Photo via Ashley Hyde
Travel has a way of changing your life in an impactful way. That’s what happened to Ashley Hyde, who runs one of Jamaica’s most promising new travel companies, Touch the Road Jamaica. In 2011, Connecticut-raised Hyde visited Cape Verde with her college for a program on migrant workers who’d been deported back to the island nation. During her senior year, Hyde applied for a Fulbright scholarship to continue her work with deported migrants. Fulbright didn’t have any Cape Verde programs, so she opted for Jamaica instead.
Outpostings sat with the savvy entrepreneur at her home in Kingston. Here’s what we learned.
She chose Jamaica because Cape Verdean migrant workers felt a kinship to Jamaicans
“I was looking for opportunities to help deported migrants when they returned home,” she says, “and to use a skillset they might have developed either in prison or on the streets.” But when Cape Verde wasn’t an option, she recalled Cape Verdean migrants mentioning they had identified most with Jamaicans. “Jamaican deported migrant workers had a very similar situation when they arrived back home—they were stigmatized and disenfranchised…so I erased Cape Verde on my Fulbright application and wrote in Jamaica.”
She left grad school to make an impact on the Jamaican community.
When Hyde’s year-long Fulbright scholarship came to an end, she returned home to pursue a graduate degree in international development. But after three months, Hyde decided her time was better spent on the ground, and made her way back to Jamaica in 2012.
Photo via Touch the Road
She founded an ultra community-minded travel company.
“Touch the Road was like a culmination of my Fulbright,” Hyde explains. The company sends travelers to destinations (Hyde calls them “pockets”) all over the island. “These creative pockets were not people with a whole heap of money that were able to build something, and it wasn’t pretty, glitzy or glamorous.”
One of her favorite examples is a hidden bakery behind a rasta shop, where the owners used a coal stove to bake pineapple cakes. “I said to myself, ‘This is the craziest cake I’ve ever had in my life. Why aren’t traveler’s seeing this? And how do they see this?’”
So she created Touch the Road to facilitate the process of Jamaicans showing visitors their island. “I wanted to show the rest of the world the hidden Jamaica, and I wanted to show them that with Jamaican tour guides—in part to create more jobs, but also to build upon this idea of people actually helping people. The world can go to places like Ibo Spice, places like Trench town and Gordon Town. These are the small places that are no where on the map right now.”
She also started the country’s newest music festival
Hyde teamed up with local band Raging Fyah to launch Wickie Wackie Music Festival.
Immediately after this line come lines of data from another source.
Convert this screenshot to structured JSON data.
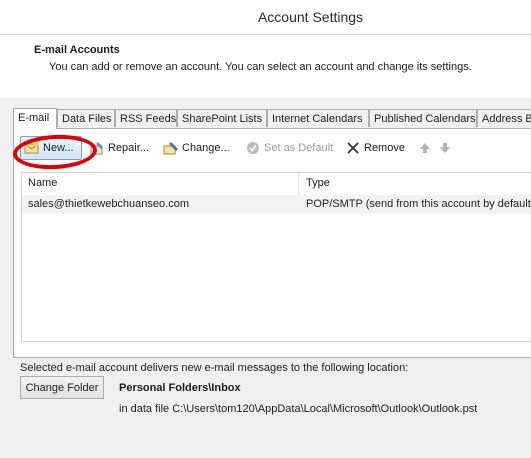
{
  "window": {
    "title": "Account Settings"
  },
  "header": {
    "title": "E-mail Accounts",
    "description": "You can add or remove an account. You can select an account and change its settings."
  },
  "tabs": [
    {
      "label": "E-mail"
    },
    {
      "label": "Data Files"
    },
    {
      "label": "RSS Feeds"
    },
    {
      "label": "SharePoint Lists"
    },
    {
      "label": "Internet Calendars"
    },
    {
      "label": "Published Calendars"
    },
    {
      "label": "Address B"
    }
  ],
  "toolbar": {
    "new_label": "New...",
    "repair_label": "Repair...",
    "change_label": "Change...",
    "set_default_label": "Set as Default",
    "remove_label": "Remove"
  },
  "accounts_list": {
    "columns": [
      "Name",
      "Type"
    ],
    "rows": [
      {
        "name": "sales@thietkewebchuanseo.com",
        "type": "POP/SMTP (send from this account by default)"
      }
    ]
  },
  "delivery": {
    "text": "Selected e-mail account delivers new e-mail messages to the following location:",
    "change_folder_label": "Change Folder",
    "folder_name": "Personal Folders\\Inbox",
    "data_file_path": "in data file C:\\Users\\tom120\\AppData\\Local\\Microsoft\\Outlook\\Outlook.pst"
  },
  "colors": {
    "highlight_circle": "#e00000",
    "selected_row": "#f3f3f3"
  },
  "icons": [
    "new-account-icon",
    "repair-icon",
    "change-icon",
    "set-default-icon",
    "remove-icon",
    "move-up-icon",
    "move-down-icon"
  ]
}
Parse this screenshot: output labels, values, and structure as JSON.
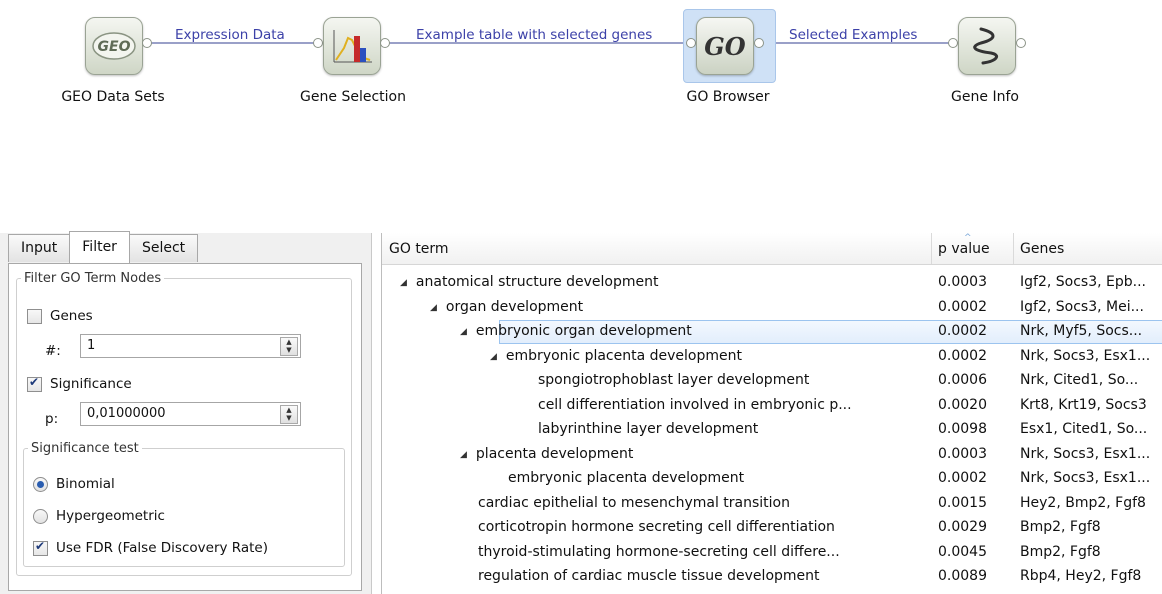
{
  "workflow": {
    "widgets": [
      {
        "label": "GEO Data Sets",
        "icon": "geo-icon",
        "icon_text": "GEO"
      },
      {
        "label": "Gene Selection",
        "icon": "histogram-icon"
      },
      {
        "label": "GO Browser",
        "icon": "go-icon",
        "icon_text": "GO"
      },
      {
        "label": "Gene Info",
        "icon": "dna-icon"
      }
    ],
    "links": [
      "Expression Data",
      "Example table with selected genes",
      "Selected Examples"
    ]
  },
  "left_panel": {
    "tabs": [
      "Input",
      "Filter",
      "Select"
    ],
    "active_tab": "Filter",
    "filter_group_title": "Filter GO Term Nodes",
    "genes": {
      "label": "Genes",
      "checked": false,
      "count_label": "#:",
      "count_value": "1"
    },
    "significance": {
      "label": "Significance",
      "checked": true,
      "p_label": "p:",
      "p_value": "0,01000000"
    },
    "test_group_title": "Significance test",
    "tests": [
      {
        "label": "Binomial",
        "selected": true
      },
      {
        "label": "Hypergeometric",
        "selected": false
      }
    ],
    "fdr": {
      "label": "Use FDR (False Discovery Rate)",
      "checked": true
    }
  },
  "table": {
    "headers": [
      "GO term",
      "p value",
      "Genes"
    ],
    "rows": [
      {
        "term": "anatomical structure development",
        "p": "0.0003",
        "genes": "Igf2, Socs3, Epb...",
        "level": 0,
        "expanded": true
      },
      {
        "term": "organ development",
        "p": "0.0002",
        "genes": "Igf2, Socs3, Mei...",
        "level": 1,
        "expanded": true
      },
      {
        "term": "embryonic organ development",
        "p": "0.0002",
        "genes": "Nrk, Myf5, Socs...",
        "level": 2,
        "expanded": true,
        "selected": true
      },
      {
        "term": "embryonic placenta development",
        "p": "0.0002",
        "genes": "Nrk, Socs3, Esx1...",
        "level": 3,
        "expanded": true
      },
      {
        "term": "spongiotrophoblast layer development",
        "p": "0.0006",
        "genes": "Nrk, Cited1, So...",
        "level": 4
      },
      {
        "term": "cell differentiation involved in embryonic p...",
        "p": "0.0020",
        "genes": "Krt8, Krt19, Socs3",
        "level": 4
      },
      {
        "term": "labyrinthine layer development",
        "p": "0.0098",
        "genes": "Esx1, Cited1, So...",
        "level": 4
      },
      {
        "term": "placenta development",
        "p": "0.0003",
        "genes": "Nrk, Socs3, Esx1...",
        "level": 2,
        "expanded": true
      },
      {
        "term": "embryonic placenta development",
        "p": "0.0002",
        "genes": "Nrk, Socs3, Esx1...",
        "level": 3
      },
      {
        "term": "cardiac epithelial to mesenchymal transition",
        "p": "0.0015",
        "genes": "Hey2, Bmp2, Fgf8",
        "level": 2
      },
      {
        "term": "corticotropin hormone secreting cell differentiation",
        "p": "0.0029",
        "genes": "Bmp2, Fgf8",
        "level": 2
      },
      {
        "term": "thyroid-stimulating hormone-secreting cell differe...",
        "p": "0.0045",
        "genes": "Bmp2, Fgf8",
        "level": 2
      },
      {
        "term": "regulation of cardiac muscle tissue development",
        "p": "0.0089",
        "genes": "Rbp4, Hey2, Fgf8",
        "level": 2
      }
    ]
  },
  "colors": {
    "link_label": "#3c41a8",
    "selection": "#cfe1f6"
  }
}
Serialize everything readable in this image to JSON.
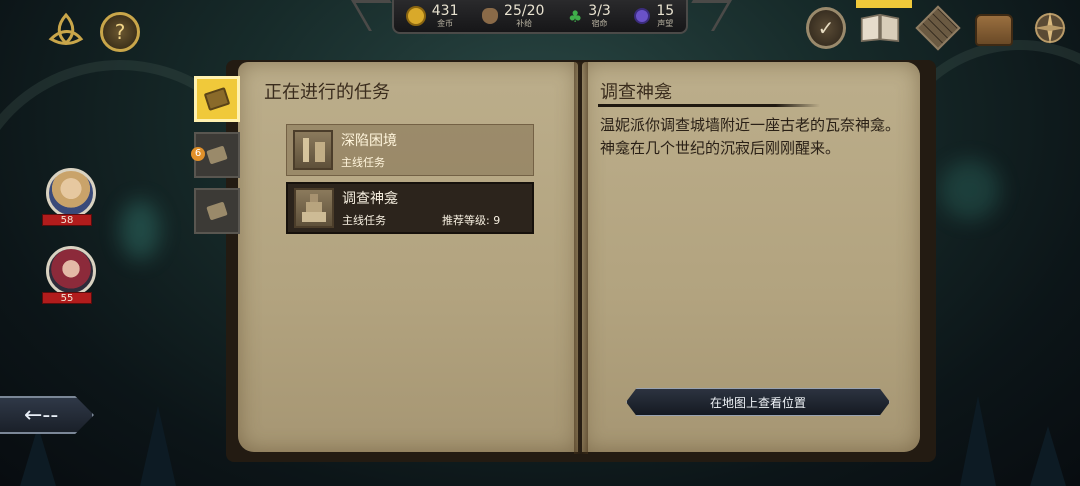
{
  "resources": [
    {
      "icon": "gold-coin-icon",
      "value": "431",
      "label": "金币",
      "color": "#d9a92a"
    },
    {
      "icon": "supply-sack-icon",
      "value": "25/20",
      "label": "补给",
      "color": "#8a6a48"
    },
    {
      "icon": "clover-icon",
      "value": "3/3",
      "label": "宿命",
      "color": "#3fae4a"
    },
    {
      "icon": "reputation-gem-icon",
      "value": "15",
      "label": "声望",
      "color": "#6a52c8"
    }
  ],
  "top_left": {
    "help_glyph": "?"
  },
  "top_right": {
    "confirm_glyph": "✓"
  },
  "party": [
    {
      "hp": "58",
      "portrait_color": "#c9a36a"
    },
    {
      "hp": "55",
      "portrait_color": "#8c2a3a"
    }
  ],
  "side_tabs": {
    "badge_count": "6"
  },
  "left_page": {
    "heading": "正在进行的任务",
    "quests": [
      {
        "title": "深陷困境",
        "type": "主线任务",
        "level": ""
      },
      {
        "title": "调查神龛",
        "type": "主线任务",
        "level": "推荐等级: 9"
      }
    ]
  },
  "right_page": {
    "heading": "调查神龛",
    "description": "温妮派你调查城墙附近一座古老的瓦奈神龛。神龛在几个世纪的沉寂后刚刚醒来。",
    "map_button": "在地图上查看位置"
  },
  "back_button": {
    "glyph": "←--"
  },
  "colors": {
    "accent_gold": "#f0c93a",
    "hp_red": "#b11c1c",
    "parchment": "#b8aa86"
  }
}
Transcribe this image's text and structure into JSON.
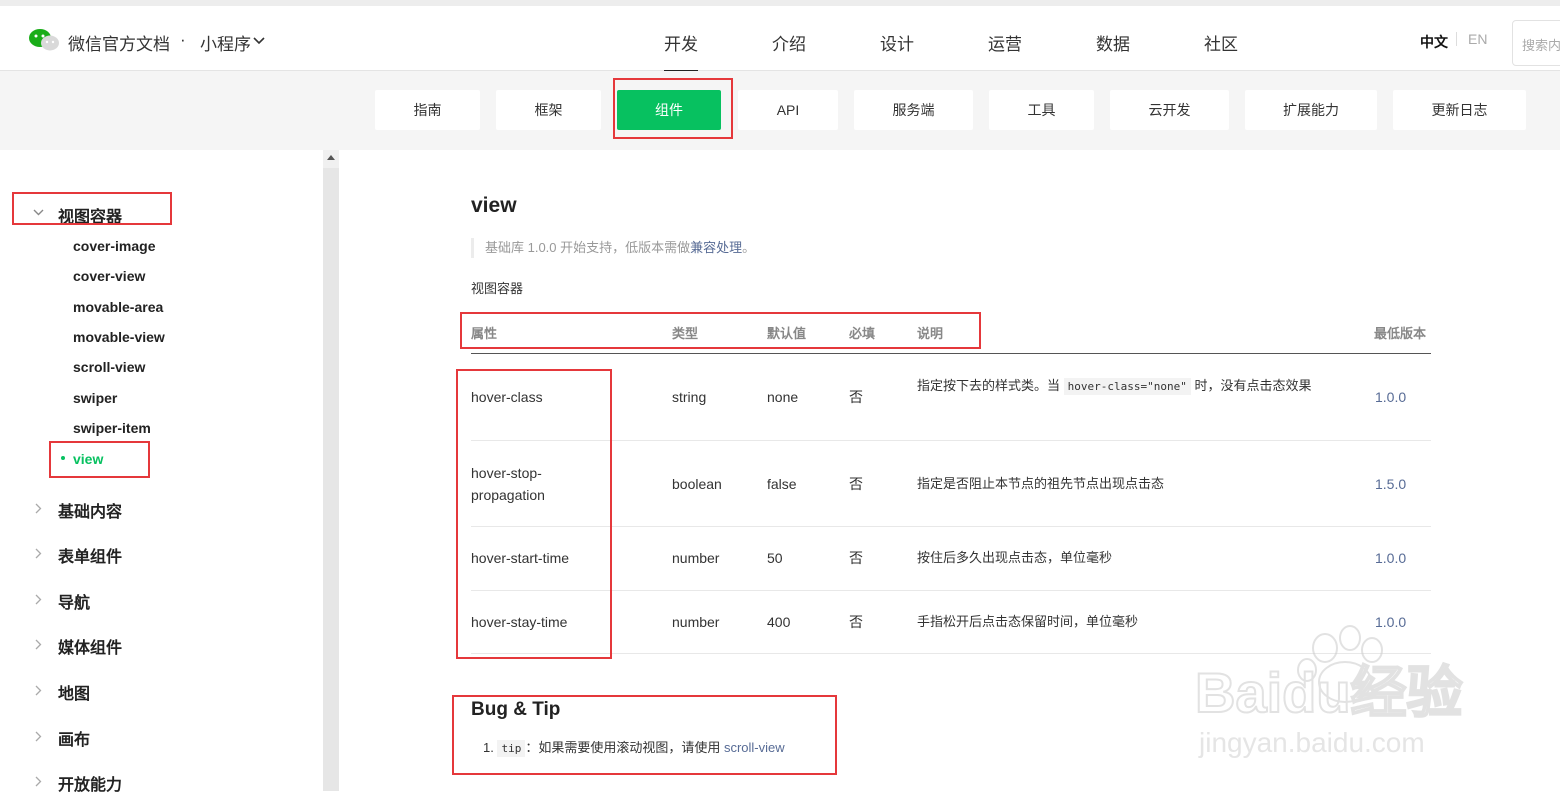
{
  "header": {
    "site_title": "微信官方文档",
    "separator": "·",
    "product": "小程序",
    "nav": [
      "开发",
      "介绍",
      "设计",
      "运营",
      "数据",
      "社区"
    ],
    "active_nav": "开发",
    "lang_zh": "中文",
    "lang_en": "EN",
    "search_placeholder": "搜索内"
  },
  "subnav": {
    "tabs": [
      "指南",
      "框架",
      "组件",
      "API",
      "服务端",
      "工具",
      "云开发",
      "扩展能力",
      "更新日志"
    ],
    "active": "组件",
    "active_color": "#07c160"
  },
  "sidebar": {
    "open_group": "视图容器",
    "items": [
      "cover-image",
      "cover-view",
      "movable-area",
      "movable-view",
      "scroll-view",
      "swiper",
      "swiper-item",
      "view"
    ],
    "active_item": "view",
    "groups": [
      "基础内容",
      "表单组件",
      "导航",
      "媒体组件",
      "地图",
      "画布",
      "开放能力"
    ]
  },
  "content": {
    "title": "view",
    "note_prefix": "基础库 1.0.0 开始支持，低版本需做",
    "note_link": "兼容处理",
    "note_suffix": "。",
    "description": "视图容器",
    "table": {
      "headers": [
        "属性",
        "类型",
        "默认值",
        "必填",
        "说明",
        "最低版本"
      ],
      "rows": [
        {
          "attr": "hover-class",
          "type": "string",
          "default": "none",
          "required": "否",
          "desc_before": "指定按下去的样式类。当 ",
          "desc_code": "hover-class=\"none\"",
          "desc_after": " 时，没有点击态效果",
          "version": "1.0.0"
        },
        {
          "attr_line1": "hover-stop-",
          "attr_line2": "propagation",
          "type": "boolean",
          "default": "false",
          "required": "否",
          "desc": "指定是否阻止本节点的祖先节点出现点击态",
          "version": "1.5.0"
        },
        {
          "attr": "hover-start-time",
          "type": "number",
          "default": "50",
          "required": "否",
          "desc": "按住后多久出现点击态，单位毫秒",
          "version": "1.0.0"
        },
        {
          "attr": "hover-stay-time",
          "type": "number",
          "default": "400",
          "required": "否",
          "desc": "手指松开后点击态保留时间，单位毫秒",
          "version": "1.0.0"
        }
      ]
    },
    "bug_title": "Bug & Tip",
    "tip_num": "1.",
    "tip_code": "tip",
    "tip_text": "：如果需要使用滚动视图，请使用 ",
    "tip_link": "scroll-view"
  },
  "watermark": {
    "brand": "Baidu经验",
    "url": "jingyan.baidu.com"
  },
  "colors": {
    "accent": "#07c160",
    "link": "#576b95",
    "annotation": "#e5383b"
  }
}
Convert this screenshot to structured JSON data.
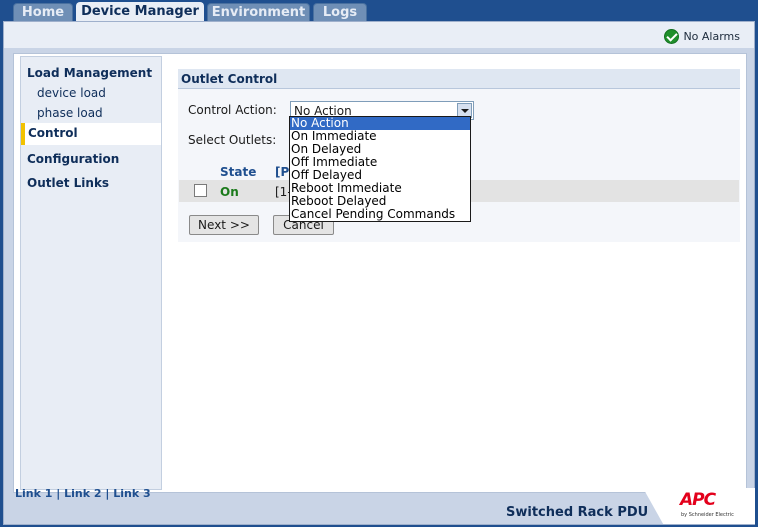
{
  "tabs": [
    {
      "label": "Home"
    },
    {
      "label": "Device Manager"
    },
    {
      "label": "Environment"
    },
    {
      "label": "Logs"
    }
  ],
  "status": {
    "alarm_text": "No Alarms",
    "alarm_icon": "check-circle-icon"
  },
  "sidebar": {
    "load_management": "Load Management",
    "device_load": "device load",
    "phase_load": "phase load",
    "control": "Control",
    "configuration": "Configuration",
    "outlet_links": "Outlet Links"
  },
  "panel": {
    "title": "Outlet Control",
    "control_action_label": "Control Action:",
    "select_outlets_label": "Select Outlets:",
    "control_action_value": "No Action",
    "col_state": "State",
    "col_second": "[P",
    "row_state": "On",
    "row_second": "[1-",
    "next_button": "Next >>",
    "cancel_button": "Cancel"
  },
  "dropdown_options": [
    "No Action",
    "On Immediate",
    "On Delayed",
    "Off Immediate",
    "Off Delayed",
    "Reboot Immediate",
    "Reboot Delayed",
    "Cancel Pending Commands"
  ],
  "footer": {
    "link1": "Link 1",
    "link2": "Link 2",
    "link3": "Link 3",
    "sep": "|",
    "product": "Switched Rack PDU",
    "logo": "APC",
    "logo_sub": "by Schneider Electric"
  },
  "colors": {
    "accent": "#f2c200",
    "brand": "#e3001b",
    "selected": "#316ac5"
  }
}
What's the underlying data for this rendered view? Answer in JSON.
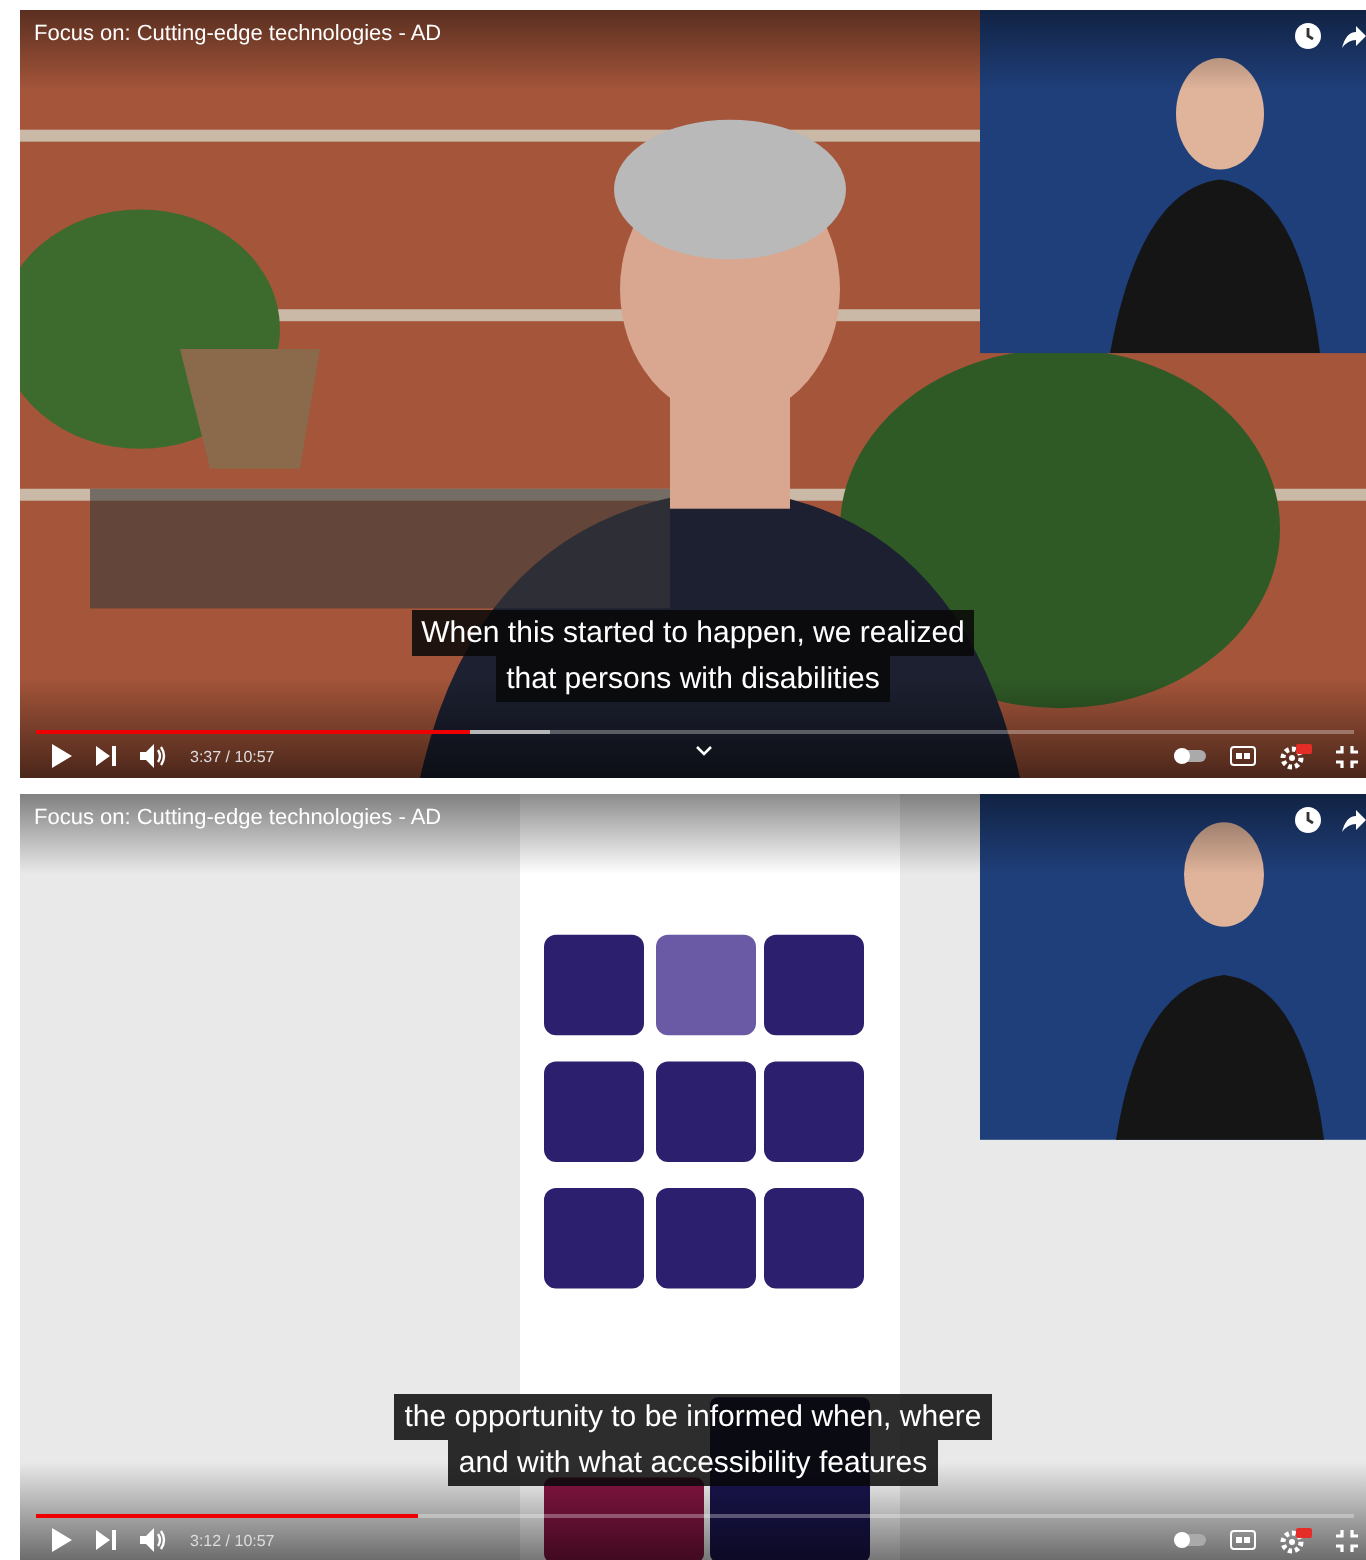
{
  "players": [
    {
      "kind": "brick-interview",
      "title": "Focus on: Cutting-edge technologies - AD",
      "captions": [
        "When this started to happen, we realized",
        "that persons with disabilities"
      ],
      "progress": {
        "level": 0.33
      },
      "buffered": {
        "level": 0.39
      },
      "time": "3:37 / 10:57",
      "chevron": true
    },
    {
      "kind": "app-demo",
      "title": "Focus on: Cutting-edge technologies - AD",
      "captions": [
        "the opportunity to be informed when, where",
        "and with what accessibility features"
      ],
      "progress": {
        "level": 0.29
      },
      "buffered": {
        "level": 0.29
      },
      "time": "3:12 / 10:57",
      "chevron": false
    }
  ]
}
The two-day concert fair is all about “socially conscious music,” says Hyde, referring to the musical movement to impart positive social messages into the lyrics. “If you’re making conscious reggae music in Japan, you should be at the festival,” she says.
Grammy-winning group Morgan Heritage, Jesse Royal and Kabaka Pyramid all graced the stage at last year’s festival, and while Hyde can’t share details for this year yet, she promises the lineup is nothing short of “epic.” The festival is set for December 2 – 3, 2016.
She loves Jamaica’s take on life.
“In Jamaica, you can take the time to get to know yourself and other people. It’s really taught me to just sit and relax,” she says.
She’ll always feel at home in Jamaica.
Hyde suffers from “the travel bug,” as she explains, but she’s not planning on parting ways with Jamaica any time soon. “I’m always going to have a place here in Jamaica. For the rest of my life.”
Follow Hyde and her adventures on Instagram at Touch the Road.